notes() {
  local MODE_EDIT="edit"
  local MODE_REMOVE="remove"
  local MODE_LIST="list"
  local MODE_HELP="help"
  local MODE_DEFAULT="$MODE_LIST"

  local mode="$MODE_EDIT"

  local -a COMMAND_REMOVE
  COMMAND_REMOVE=(delete remove del rm d r)
  local -a COMMAND_LIST
  COMMAND_LIST=(list ls l)
  local -a COMMAND_EDIT
  COMMAND_EDIT=(edit e)
  local -a COMMAND_HELP
  COMMAND_HELP=(help h)

  local date="$(date +'%Y-%m-%d')"
  local human_date="$(date +'%A, %B %d, %Y (%Y-%m-%d)')"

  local base_path="$HOME/.notes"
  mkdir -p "$base_path"

  local DEFAULT_NOTE_FILE="default"
  local DEFAULT_NOTE_NAME="default"
  local DEFAULT_NOTE_TITLE="General Notes"
  local note_file=""
  local note_title=""
  local note_name=""
  local note_path=""

  local cmd="$1"

  # Process specific modes if provided
  if [[ ${COMMAND_REMOVE[(ie)$cmd]} -le ${#COMMAND_REMOVE} ]]; then
    mode="$MODE_REMOVE"
    shift
    cmd="$1"
  elif [[ ${COMMAND_EDIT[(ie)$cmd]} -le ${#COMMAND_EDIT} ]]; then
    mode="$MODE_EDIT"
    shift
    cmd="$1"
  elif [[ ${COMMAND_LIST[(ie)$cmd]} -le ${#COMMAND_LIST} ]]; then
    mode="$MODE_LIST"
    shift
    cmd="$1"
  elif [[ ${COMMAND_HELP[(ie)$cmd]} -le ${#COMMAND_HELP} ]]; then
    mode="$MODE_HELP"
    shift
    cmd="$1"
  elif [ "$cmd" = "" ]; then
    mode="$MODE_DEFAULT"
  fi
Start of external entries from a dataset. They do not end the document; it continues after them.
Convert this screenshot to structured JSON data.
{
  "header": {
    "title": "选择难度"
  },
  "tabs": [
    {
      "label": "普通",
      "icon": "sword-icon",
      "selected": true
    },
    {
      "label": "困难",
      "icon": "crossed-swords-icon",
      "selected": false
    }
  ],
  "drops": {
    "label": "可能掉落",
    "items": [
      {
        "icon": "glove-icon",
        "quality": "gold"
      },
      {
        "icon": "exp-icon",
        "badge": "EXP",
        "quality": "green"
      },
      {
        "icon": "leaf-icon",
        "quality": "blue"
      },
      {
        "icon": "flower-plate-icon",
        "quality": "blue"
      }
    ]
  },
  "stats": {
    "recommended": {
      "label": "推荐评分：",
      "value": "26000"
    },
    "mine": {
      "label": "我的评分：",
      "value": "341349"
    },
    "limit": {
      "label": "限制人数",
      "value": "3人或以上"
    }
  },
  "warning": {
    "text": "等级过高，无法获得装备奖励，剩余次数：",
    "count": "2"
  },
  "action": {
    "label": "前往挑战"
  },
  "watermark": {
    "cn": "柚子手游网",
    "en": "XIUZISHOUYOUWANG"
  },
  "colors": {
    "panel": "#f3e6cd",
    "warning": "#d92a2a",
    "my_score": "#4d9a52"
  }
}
  # If date provided, will open notes for current date
  if [ "$cmd" = "date" ]; then
    note_name="date"
    note_title="Notes for $human_date"
    note_file="$date.md"

  # If nothing provided, will open default note
  elif [ "$cmd" = "" ]; then
    note_name="$DEFAULT_NOTE_NAME"
    note_title="$DEFAULT_NOTE_TITLE"
    note_file="$DEFAULT_NOTE_FILE.md"

  # Otherwise, anything else will be treated as a file for the command
  # e.g. 'notes js' will open js.md note file
  else
    note_name="$cmd"
    note_title="Notes for $cmd"
    note_file="$cmd.md"
  fi

  # Update full path
  note_path="$base_path/$note_file"

  if [ "$mode" = "$MODE_EDIT" ] && [ ! -f "$note_path" ]; then
    builtin echo "# $note_title" >> "$note_path"
    builtin echo "" >> "$note_path"
  fi

  if [ "$mode" = "$MODE_EDIT" ]; then
    $EDITOR "$note_path"
  elif [ "$mode" = "$MODE_REMOVE" ]; then
    if [ ! -f "$note_path" ]; then
      builtin echo "No note exists for $note_name!"
    else
      rm -i "$note_path"
    fi
  elif [ "$mode" = "$MODE_LIST" ]; then
    ls "$base_path"
  elif [ "$mode" = "$MODE_HELP" ]; then
    builtin echo "Usage: notes [<command>] [<name>]

Commands
= $MODE_EDIT =
  Aliases: $COMMAND_EDIT
  Arguments:
    - name: Name of the note to edit without the .md extension

= $MODE_REMOVE =
  Aliases: $COMMAND_REMOVE
  Arguments:
    - name: Name of the note to remove without the .md extension

= $MODE_LIST =
  Aliases: $COMMAND_LIST
  Arguments:

= $MODE_HELP =
  Aliases $COMMAND_HELP
  Arguments:

By default, if no command is provided and no name is provided, all notes will \
be listed.

By default, if no command is provided and a name is provided, the note with the \
provided name will be opened (or created if does not exist) for editing."
  fi
}